(Data items)

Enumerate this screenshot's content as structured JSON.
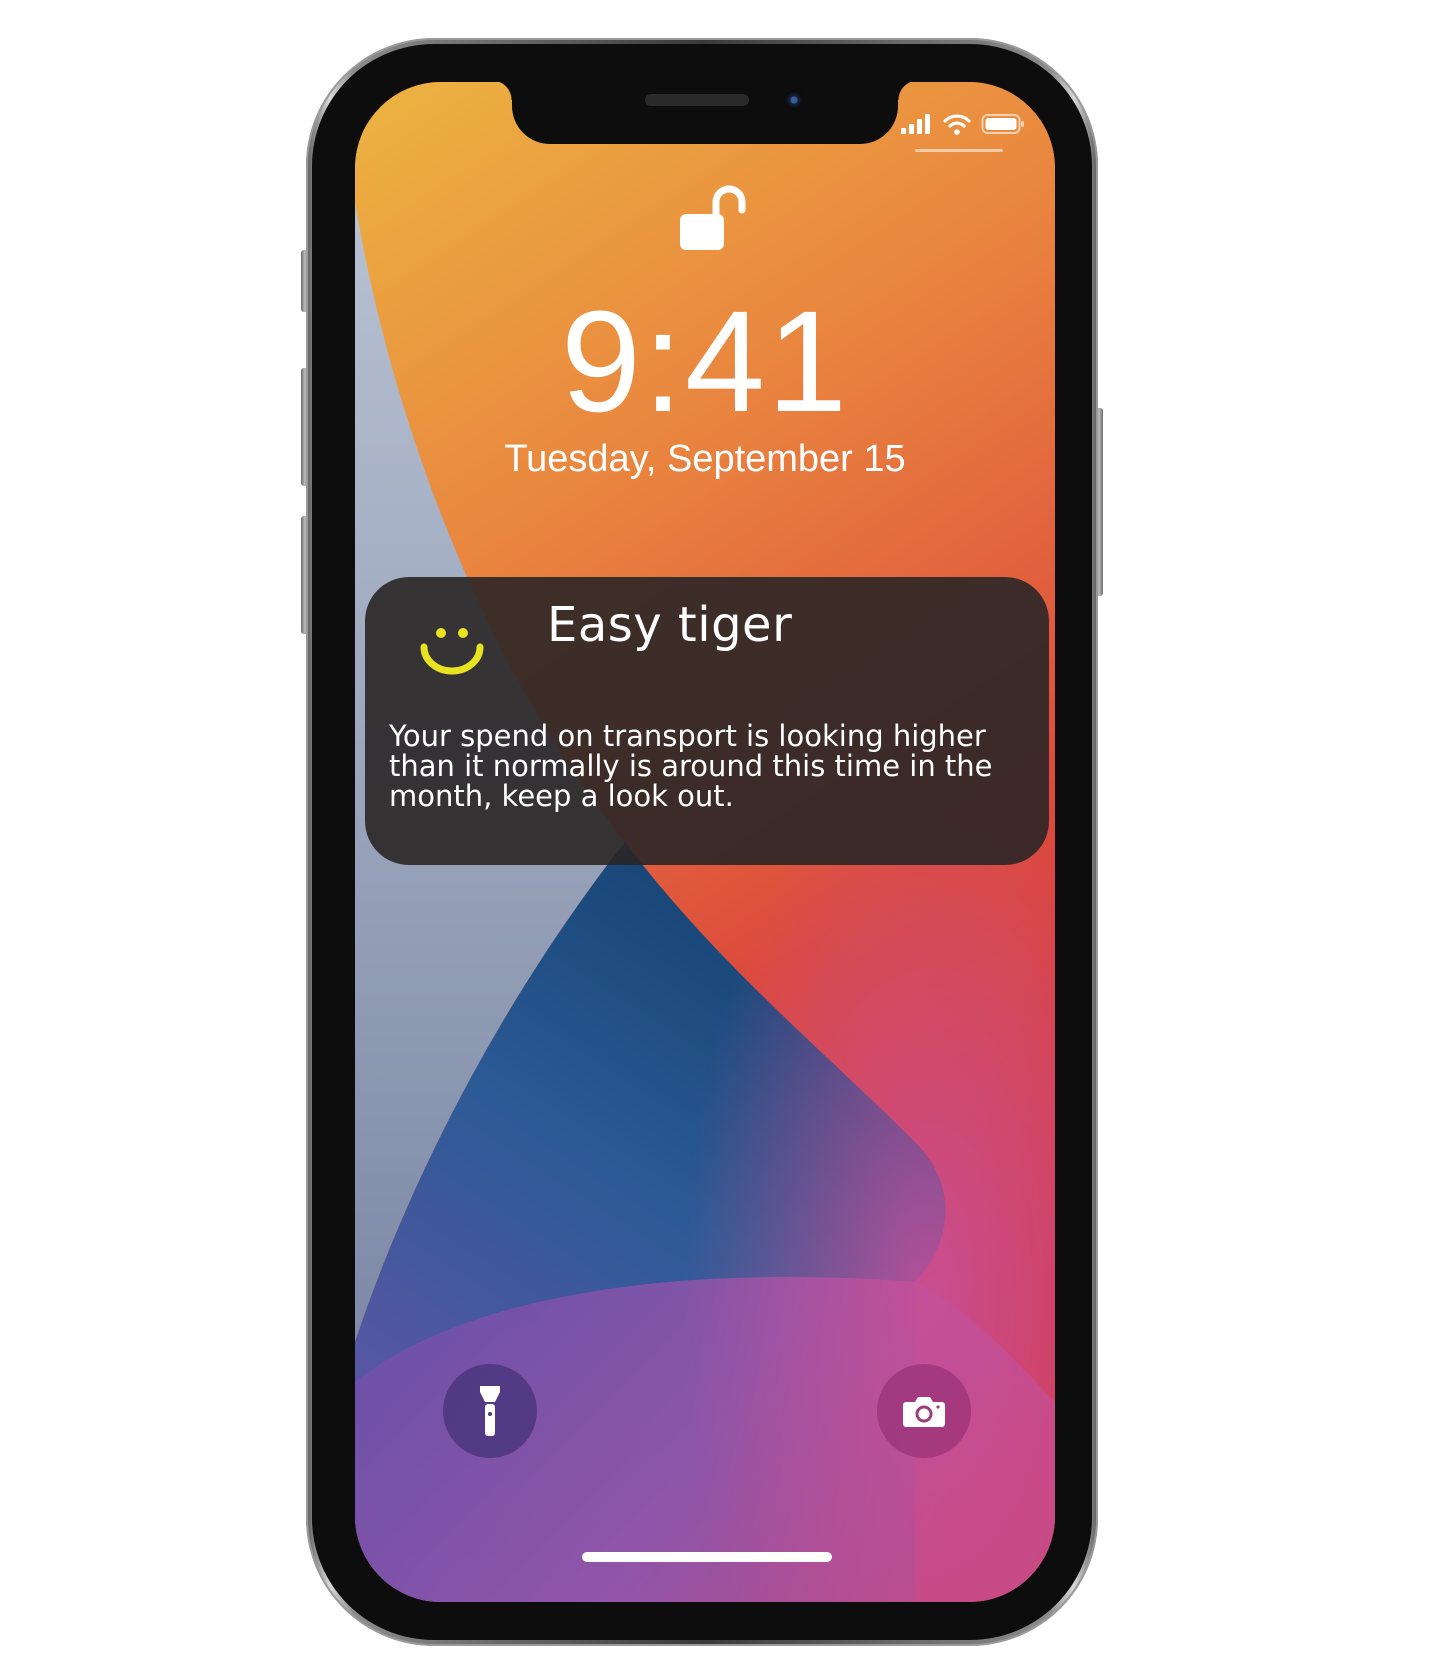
{
  "lock_screen": {
    "time": "9:41",
    "date": "Tuesday, September 15"
  },
  "notification": {
    "title": "Easy tiger",
    "body": "Your spend on transport is looking higher than it normally is around this time in the month, keep a look out.",
    "icon": "smiley-icon",
    "accent_color": "#e7e321"
  },
  "status_bar": {
    "icons": [
      "signal-bars-icon",
      "wifi-icon",
      "battery-icon"
    ]
  },
  "quick_actions": {
    "left": "flashlight-icon",
    "right": "camera-icon"
  },
  "wallpaper_colors": {
    "yellow": "#ebb23f",
    "orange": "#e9773f",
    "red": "#d8393e",
    "pink": "#c84a8a",
    "blue": "#1f4f8a",
    "purple": "#7a56b0",
    "gray": "#a8b2c8"
  }
}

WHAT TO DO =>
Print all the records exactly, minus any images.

ANSWER BOX =>
Enumerate this screenshot's content as structured JSON.
{
  "lock_screen": {
    "time": "9:41",
    "date": "Tuesday, September 15"
  },
  "notification": {
    "title": "Easy tiger",
    "body": "Your spend on transport is looking higher than it normally is around this time in the month, keep a look out.",
    "icon": "smiley-icon",
    "accent_color": "#e7e321"
  },
  "status_bar": {
    "icons": [
      "signal-bars-icon",
      "wifi-icon",
      "battery-icon"
    ]
  },
  "quick_actions": {
    "left": "flashlight-icon",
    "right": "camera-icon"
  },
  "wallpaper_colors": {
    "yellow": "#ebb23f",
    "orange": "#e9773f",
    "red": "#d8393e",
    "pink": "#c84a8a",
    "blue": "#1f4f8a",
    "purple": "#7a56b0",
    "gray": "#a8b2c8"
  }
}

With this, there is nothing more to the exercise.